Task details → The task calls for the count of lines containing "JSON" in these records, given as a number with no other words.

**** Input records

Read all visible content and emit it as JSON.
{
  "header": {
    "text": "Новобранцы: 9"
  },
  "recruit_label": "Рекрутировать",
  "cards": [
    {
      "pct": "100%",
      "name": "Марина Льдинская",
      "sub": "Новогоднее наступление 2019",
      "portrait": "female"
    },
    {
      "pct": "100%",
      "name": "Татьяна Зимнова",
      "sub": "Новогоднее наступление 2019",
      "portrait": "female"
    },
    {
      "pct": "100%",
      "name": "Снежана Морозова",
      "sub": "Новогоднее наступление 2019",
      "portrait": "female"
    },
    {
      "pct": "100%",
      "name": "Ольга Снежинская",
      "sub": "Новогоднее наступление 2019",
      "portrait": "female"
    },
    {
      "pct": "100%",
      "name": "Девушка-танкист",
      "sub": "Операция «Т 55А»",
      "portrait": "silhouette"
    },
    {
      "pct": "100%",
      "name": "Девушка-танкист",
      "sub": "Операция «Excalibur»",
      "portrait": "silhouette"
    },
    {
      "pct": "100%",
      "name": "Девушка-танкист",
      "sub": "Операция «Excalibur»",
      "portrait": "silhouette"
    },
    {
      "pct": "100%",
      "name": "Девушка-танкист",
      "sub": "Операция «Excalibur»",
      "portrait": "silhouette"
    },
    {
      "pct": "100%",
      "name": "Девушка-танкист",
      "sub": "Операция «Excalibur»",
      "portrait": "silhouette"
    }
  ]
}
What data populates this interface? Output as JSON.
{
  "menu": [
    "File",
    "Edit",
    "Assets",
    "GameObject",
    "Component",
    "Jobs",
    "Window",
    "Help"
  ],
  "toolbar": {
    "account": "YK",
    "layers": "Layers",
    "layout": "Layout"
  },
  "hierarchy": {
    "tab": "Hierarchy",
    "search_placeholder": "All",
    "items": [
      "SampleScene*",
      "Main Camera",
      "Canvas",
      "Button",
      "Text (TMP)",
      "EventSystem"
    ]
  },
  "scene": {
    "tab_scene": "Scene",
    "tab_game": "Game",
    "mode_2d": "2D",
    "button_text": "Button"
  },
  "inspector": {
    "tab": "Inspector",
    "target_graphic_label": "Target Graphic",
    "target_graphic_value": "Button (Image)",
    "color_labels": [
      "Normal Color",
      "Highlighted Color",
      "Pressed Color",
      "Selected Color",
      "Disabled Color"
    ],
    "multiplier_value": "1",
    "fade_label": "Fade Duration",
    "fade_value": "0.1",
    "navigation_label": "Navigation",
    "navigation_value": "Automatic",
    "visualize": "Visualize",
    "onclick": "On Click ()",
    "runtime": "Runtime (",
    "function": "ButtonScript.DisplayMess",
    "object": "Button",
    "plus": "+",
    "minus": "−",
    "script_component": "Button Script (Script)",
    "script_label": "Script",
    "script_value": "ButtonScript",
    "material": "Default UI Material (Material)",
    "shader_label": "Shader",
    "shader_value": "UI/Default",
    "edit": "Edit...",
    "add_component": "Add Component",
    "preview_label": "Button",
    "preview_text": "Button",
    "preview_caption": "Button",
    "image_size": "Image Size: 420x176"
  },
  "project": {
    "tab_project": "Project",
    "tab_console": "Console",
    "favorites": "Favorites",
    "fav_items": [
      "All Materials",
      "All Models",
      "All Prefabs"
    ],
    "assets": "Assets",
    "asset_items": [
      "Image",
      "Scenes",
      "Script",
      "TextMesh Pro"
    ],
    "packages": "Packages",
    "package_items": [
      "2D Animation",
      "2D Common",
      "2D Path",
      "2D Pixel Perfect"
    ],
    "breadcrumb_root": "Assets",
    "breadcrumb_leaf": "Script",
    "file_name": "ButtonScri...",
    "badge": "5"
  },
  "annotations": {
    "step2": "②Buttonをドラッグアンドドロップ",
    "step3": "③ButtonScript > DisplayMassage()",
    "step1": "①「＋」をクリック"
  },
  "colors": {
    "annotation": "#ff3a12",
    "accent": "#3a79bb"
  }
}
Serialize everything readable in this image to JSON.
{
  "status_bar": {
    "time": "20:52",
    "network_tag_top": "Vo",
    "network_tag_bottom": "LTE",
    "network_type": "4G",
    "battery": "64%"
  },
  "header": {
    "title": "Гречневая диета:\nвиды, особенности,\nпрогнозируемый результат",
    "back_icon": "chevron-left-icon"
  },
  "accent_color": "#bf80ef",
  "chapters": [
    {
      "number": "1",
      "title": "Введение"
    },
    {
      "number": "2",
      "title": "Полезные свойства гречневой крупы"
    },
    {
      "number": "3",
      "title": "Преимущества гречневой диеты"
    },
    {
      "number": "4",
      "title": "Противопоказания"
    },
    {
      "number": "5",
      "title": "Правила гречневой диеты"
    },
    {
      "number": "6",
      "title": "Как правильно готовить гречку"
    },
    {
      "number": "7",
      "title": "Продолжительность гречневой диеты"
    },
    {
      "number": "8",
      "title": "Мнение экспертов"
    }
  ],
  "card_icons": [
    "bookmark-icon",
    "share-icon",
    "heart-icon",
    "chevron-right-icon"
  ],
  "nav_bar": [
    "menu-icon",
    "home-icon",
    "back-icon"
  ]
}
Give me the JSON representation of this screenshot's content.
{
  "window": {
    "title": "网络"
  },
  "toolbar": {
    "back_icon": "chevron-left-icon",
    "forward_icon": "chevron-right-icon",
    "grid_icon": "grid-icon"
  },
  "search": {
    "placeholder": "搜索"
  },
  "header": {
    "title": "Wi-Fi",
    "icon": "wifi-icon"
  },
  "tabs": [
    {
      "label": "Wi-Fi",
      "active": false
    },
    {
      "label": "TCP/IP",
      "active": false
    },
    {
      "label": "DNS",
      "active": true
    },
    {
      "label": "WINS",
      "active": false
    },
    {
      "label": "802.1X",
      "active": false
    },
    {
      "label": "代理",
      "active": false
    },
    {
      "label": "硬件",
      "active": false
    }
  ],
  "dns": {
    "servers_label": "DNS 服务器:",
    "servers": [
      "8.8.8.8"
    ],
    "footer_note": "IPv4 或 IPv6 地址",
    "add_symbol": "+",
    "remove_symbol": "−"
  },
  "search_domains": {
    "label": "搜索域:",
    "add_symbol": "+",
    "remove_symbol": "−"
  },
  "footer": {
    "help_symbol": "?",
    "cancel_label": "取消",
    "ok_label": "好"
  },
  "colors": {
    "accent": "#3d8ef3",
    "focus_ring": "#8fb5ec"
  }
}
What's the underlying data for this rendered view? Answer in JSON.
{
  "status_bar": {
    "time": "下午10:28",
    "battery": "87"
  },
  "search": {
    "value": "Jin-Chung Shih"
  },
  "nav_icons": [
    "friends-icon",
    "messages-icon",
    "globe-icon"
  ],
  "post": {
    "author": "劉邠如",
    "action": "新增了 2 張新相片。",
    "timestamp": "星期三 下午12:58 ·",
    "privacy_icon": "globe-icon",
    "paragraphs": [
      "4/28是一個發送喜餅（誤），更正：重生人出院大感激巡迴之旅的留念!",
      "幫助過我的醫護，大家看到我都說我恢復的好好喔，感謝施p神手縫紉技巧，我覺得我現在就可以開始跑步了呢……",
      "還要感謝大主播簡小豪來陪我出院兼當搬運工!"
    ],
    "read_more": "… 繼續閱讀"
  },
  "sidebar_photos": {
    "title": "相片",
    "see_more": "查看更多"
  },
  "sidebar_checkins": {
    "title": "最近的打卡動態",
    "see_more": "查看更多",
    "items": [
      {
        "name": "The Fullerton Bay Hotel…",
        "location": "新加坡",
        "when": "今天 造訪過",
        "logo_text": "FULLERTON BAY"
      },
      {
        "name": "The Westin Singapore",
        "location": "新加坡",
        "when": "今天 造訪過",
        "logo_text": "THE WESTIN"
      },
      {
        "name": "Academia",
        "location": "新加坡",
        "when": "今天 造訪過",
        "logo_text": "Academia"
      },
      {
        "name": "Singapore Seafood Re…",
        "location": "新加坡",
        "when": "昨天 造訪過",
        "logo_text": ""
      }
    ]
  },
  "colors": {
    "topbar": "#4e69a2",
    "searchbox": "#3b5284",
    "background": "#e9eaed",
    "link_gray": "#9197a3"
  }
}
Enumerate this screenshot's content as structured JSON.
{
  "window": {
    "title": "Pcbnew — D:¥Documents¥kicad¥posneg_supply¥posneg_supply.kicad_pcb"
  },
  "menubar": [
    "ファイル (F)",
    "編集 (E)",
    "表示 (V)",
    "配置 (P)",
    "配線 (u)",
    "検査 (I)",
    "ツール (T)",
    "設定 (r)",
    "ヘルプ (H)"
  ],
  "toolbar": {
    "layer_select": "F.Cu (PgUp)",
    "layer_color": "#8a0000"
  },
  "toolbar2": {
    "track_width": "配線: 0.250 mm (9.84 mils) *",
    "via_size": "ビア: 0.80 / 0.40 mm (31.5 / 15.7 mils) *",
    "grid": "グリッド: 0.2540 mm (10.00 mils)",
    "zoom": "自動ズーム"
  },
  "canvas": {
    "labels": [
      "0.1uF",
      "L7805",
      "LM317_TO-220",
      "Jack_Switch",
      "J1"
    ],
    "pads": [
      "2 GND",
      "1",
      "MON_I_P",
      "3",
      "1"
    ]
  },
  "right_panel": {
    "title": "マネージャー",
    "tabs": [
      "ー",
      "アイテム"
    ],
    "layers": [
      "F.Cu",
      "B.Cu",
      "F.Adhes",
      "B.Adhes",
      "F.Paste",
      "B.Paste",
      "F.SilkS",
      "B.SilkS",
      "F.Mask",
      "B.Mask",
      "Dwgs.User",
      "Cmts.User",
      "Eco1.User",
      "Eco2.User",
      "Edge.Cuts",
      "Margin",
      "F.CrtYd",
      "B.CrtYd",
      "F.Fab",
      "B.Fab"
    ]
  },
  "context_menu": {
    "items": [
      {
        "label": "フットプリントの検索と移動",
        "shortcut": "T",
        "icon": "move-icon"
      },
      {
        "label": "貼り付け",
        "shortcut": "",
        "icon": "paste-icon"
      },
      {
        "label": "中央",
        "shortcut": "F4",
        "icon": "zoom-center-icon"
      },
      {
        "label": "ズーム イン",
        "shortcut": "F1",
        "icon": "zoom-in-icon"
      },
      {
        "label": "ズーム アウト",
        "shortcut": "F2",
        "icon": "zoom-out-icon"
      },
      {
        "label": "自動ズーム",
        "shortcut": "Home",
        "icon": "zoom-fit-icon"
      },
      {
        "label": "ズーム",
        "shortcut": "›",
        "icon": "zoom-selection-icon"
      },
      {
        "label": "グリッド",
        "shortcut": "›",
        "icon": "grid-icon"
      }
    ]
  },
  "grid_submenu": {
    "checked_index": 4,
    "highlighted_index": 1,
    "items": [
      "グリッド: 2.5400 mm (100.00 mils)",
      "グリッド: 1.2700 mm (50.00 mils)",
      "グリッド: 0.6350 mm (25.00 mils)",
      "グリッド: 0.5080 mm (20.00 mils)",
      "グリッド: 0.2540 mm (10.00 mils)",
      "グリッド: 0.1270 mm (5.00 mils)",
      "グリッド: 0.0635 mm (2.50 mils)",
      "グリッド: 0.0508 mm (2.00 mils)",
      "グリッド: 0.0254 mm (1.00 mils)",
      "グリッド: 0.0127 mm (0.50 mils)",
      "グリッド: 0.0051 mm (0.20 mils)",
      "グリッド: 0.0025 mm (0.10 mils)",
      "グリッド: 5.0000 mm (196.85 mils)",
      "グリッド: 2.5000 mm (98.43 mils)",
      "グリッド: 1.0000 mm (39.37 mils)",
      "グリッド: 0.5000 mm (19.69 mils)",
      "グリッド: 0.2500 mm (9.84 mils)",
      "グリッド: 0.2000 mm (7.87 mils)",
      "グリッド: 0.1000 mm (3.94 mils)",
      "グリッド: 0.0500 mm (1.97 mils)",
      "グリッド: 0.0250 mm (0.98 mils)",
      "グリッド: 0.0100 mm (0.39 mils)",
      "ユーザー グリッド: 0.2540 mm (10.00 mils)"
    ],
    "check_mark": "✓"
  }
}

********

Output → 6